Archive - Dec 2004
The Beginnings of a "Modern" Age?
Conventional wisdom held, as late as 2001, that the only sustainable economic models for online comics were ad-based. Either the comic carried advertising in some fashion, or it was itself an advertisement for its own merchandise. Pay-to-read models were mostly based upon speculation and mostly spectacularly unsuccessful. Even Scott McCloud found his position as comics pundit threatened over his endorsement of micropayments.
The Collective Convective
Keenspot and Modern Tales were Big Pandaâ€™s most influential descendants, at least as of late 2004. But they were far from the only ones. As the number of webcomics continued to grow, the formation of collectives became as easy as the joining of bubbles in a bathtub. And like bubbles, they defied attempts to keep track of them all.

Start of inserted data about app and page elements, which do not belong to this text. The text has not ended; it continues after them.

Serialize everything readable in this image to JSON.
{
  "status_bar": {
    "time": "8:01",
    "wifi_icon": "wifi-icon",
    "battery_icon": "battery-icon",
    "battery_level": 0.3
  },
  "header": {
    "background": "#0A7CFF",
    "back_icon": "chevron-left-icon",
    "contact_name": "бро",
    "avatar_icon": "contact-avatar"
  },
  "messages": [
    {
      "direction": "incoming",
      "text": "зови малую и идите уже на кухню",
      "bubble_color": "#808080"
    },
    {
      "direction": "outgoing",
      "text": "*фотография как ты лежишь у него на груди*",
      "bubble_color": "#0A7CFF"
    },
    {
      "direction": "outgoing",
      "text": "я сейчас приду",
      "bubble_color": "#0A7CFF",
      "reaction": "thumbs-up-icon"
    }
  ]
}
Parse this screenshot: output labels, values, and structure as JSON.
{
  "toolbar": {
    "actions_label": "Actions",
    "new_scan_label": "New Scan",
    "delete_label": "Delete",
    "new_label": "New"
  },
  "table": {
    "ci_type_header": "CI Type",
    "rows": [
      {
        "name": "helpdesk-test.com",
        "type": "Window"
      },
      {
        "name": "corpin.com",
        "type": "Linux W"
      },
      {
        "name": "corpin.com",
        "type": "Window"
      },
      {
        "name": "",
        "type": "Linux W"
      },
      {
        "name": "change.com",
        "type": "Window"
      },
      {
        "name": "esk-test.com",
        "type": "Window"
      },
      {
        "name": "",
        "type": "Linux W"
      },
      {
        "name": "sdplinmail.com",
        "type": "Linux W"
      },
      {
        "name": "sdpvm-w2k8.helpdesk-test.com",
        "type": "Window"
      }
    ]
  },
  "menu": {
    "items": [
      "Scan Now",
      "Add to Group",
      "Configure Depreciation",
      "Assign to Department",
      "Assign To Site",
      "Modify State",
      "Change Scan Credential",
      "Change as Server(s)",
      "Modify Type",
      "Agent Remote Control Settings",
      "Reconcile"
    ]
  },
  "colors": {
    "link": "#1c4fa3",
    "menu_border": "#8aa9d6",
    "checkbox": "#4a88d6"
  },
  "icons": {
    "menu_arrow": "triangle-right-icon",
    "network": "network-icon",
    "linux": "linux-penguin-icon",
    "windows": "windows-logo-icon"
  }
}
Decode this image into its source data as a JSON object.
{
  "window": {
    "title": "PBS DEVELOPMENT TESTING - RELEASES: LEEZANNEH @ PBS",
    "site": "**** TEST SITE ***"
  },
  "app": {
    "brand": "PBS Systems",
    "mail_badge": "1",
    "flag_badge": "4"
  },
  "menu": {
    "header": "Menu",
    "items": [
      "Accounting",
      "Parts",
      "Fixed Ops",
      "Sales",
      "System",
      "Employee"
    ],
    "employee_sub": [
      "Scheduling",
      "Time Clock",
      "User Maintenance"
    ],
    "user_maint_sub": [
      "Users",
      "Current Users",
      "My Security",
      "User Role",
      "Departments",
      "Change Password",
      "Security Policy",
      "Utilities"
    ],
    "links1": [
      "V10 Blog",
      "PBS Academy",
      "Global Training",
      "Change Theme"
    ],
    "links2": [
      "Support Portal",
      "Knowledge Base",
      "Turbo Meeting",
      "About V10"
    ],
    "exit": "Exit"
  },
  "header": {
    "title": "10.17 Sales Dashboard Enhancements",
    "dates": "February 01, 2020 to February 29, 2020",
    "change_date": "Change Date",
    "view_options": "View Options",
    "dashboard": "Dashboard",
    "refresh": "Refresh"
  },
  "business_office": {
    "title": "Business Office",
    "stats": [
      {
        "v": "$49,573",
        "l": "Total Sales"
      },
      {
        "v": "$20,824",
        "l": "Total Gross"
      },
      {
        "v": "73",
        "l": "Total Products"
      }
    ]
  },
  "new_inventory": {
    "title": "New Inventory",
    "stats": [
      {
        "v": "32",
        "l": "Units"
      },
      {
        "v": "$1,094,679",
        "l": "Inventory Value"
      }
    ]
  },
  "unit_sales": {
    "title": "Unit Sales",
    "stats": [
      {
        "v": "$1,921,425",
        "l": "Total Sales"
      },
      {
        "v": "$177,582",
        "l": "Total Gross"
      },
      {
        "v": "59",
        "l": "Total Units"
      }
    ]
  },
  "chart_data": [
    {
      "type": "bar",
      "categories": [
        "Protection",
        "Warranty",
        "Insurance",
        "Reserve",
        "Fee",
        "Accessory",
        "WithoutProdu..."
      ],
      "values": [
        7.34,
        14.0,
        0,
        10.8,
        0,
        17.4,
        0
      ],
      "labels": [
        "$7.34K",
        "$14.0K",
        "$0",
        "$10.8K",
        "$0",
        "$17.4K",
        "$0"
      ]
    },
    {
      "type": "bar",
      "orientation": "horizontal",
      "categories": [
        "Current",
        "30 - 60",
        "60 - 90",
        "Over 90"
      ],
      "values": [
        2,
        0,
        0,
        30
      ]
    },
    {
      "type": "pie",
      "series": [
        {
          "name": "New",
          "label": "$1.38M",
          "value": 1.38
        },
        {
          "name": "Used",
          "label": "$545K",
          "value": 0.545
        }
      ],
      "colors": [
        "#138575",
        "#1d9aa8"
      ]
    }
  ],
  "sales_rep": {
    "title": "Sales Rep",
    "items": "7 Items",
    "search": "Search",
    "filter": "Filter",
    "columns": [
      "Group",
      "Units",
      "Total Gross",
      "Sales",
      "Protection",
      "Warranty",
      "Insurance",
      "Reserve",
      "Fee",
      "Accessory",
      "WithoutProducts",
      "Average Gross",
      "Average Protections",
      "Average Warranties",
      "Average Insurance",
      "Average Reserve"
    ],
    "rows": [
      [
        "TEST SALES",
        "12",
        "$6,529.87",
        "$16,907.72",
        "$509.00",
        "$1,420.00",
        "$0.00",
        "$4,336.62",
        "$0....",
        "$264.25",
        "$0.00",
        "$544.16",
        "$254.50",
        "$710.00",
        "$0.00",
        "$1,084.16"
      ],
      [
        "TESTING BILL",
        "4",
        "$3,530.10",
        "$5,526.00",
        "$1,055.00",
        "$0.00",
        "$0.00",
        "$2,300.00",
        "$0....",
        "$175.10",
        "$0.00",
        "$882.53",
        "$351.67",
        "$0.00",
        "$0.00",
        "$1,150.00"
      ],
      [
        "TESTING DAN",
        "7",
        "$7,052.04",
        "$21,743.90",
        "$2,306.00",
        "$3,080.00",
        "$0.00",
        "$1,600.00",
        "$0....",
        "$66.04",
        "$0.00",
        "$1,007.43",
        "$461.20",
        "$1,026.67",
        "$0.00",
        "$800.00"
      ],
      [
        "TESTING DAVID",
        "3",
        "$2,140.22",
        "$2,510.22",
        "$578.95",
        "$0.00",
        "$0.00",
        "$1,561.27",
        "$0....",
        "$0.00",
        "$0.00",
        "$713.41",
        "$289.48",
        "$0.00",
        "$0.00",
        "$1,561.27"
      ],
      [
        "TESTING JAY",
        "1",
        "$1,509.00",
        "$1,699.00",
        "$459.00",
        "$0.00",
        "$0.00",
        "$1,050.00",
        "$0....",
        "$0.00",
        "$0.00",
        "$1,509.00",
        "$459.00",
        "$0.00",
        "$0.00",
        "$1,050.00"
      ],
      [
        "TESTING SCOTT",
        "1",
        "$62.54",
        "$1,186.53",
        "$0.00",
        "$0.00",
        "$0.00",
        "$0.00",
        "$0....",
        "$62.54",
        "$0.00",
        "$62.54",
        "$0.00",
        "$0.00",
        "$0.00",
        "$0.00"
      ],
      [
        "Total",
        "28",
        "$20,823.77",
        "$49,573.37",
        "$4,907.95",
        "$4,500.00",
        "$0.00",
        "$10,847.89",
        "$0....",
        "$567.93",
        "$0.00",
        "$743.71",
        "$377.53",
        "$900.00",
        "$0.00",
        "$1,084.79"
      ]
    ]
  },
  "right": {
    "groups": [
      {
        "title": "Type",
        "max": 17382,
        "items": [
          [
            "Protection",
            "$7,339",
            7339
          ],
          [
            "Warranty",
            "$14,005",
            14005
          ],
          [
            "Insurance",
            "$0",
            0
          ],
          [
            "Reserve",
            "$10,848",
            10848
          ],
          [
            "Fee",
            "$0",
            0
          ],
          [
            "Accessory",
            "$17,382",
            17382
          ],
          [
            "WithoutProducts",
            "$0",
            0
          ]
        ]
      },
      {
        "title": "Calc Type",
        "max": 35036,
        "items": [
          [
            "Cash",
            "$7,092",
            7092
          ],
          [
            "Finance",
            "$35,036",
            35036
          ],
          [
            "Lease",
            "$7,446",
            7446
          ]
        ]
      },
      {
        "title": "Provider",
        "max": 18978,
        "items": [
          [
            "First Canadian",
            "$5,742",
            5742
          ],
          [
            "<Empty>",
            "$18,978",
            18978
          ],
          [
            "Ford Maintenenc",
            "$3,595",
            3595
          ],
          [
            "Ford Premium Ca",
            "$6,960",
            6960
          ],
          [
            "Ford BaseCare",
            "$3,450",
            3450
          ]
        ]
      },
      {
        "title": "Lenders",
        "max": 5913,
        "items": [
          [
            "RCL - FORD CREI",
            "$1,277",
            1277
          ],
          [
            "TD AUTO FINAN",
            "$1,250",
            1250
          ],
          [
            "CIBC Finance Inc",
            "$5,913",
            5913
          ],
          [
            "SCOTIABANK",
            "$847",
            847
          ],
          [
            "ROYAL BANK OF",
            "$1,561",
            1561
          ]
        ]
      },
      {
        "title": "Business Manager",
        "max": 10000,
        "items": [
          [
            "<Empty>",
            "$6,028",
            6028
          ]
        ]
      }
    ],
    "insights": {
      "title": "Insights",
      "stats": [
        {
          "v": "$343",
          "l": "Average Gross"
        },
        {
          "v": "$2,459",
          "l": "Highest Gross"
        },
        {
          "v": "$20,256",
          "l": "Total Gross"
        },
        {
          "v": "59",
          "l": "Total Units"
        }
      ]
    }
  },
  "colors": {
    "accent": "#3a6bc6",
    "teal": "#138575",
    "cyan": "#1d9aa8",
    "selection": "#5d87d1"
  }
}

But categories began to emerge: (1) dropdowns, (2) kaffeeklatches, (3) showcase hosts (closed and open), (4) subscription sites, and (5) one pay-per-view store.
These collectives are worth studying, both in success and in failure, for every success shows where webcomics may be heading and where they may not be heading.
Webcomics is, of course, a global phenomena. 2004 saw webcomics proliferate, not just in America and Europe, but all over the world. Webcomics can be American, Brazilian, Japanese, British, or...Malaysian, like Lynn Lau, the creator of Jupiter, a webcomic set in a literal circus, not just a metaphorical one.
Recently Marilyn Scott-Waters got a chance to talk to Lau about her current webcomic, her past work and her future plans.
Do you know something? "Year in Review" columns are a bitch and a half to write.
It's not that things didn't happen this year. Tons of things happened this year. Strips started and strips ended. Grand plans were launched and grand plans failed and -- every now and again -- succeeded. Arguments were launched and flamewars fought and webcomics were turned onto their head nine or ten times.
And sitting here in front of the Smith Corona, I have trouble recalling any of these things.
A Farewell to Arse
Well, I'm packing it in. It's been a year of columnizin' here at Comixpedia, and while in some ways there are more things to be said, basically it was a long year of saying the same thing over and over again.
And my name's not Dalton Wemble. Like that wasn't obvious.
Submitted by Xaviar Xerexes on December 3, 2004 - 14:52
In contrast to novel approaches to selling comics in the newspaper space from Scott Kurtz and Keenspot, T Campbell explains why he is interested in the more traditional syndication model for Penny and Aggie.
Submitted by Xaviar Xerexes on December 3, 2004 - 14:07
This is a pretty decent Webcomic Primer.
Submitted by Xaviar Xerexes on December 3, 2004 - 14:06
I love it when Straub does this - it is mean, but it's lovingly mean-spirited. But it's about as insular to webcomics community as humor can get it, isn't it?
Submitted by Al Schroeder on December 3, 2004 - 11:52
If interested, see the submission guidelines here.
Submitted by Xaviar Xerexes on December 2, 2004 - 14:36
As we wrap up the November issue I just want to point out again the wonderful cover by Kean Soo. Hopefully you all know all of the faces on it by now, but just in case, let's play a little game. First one to post the correct names of everyone on this month's cover and their webcomic gets braggin' rights.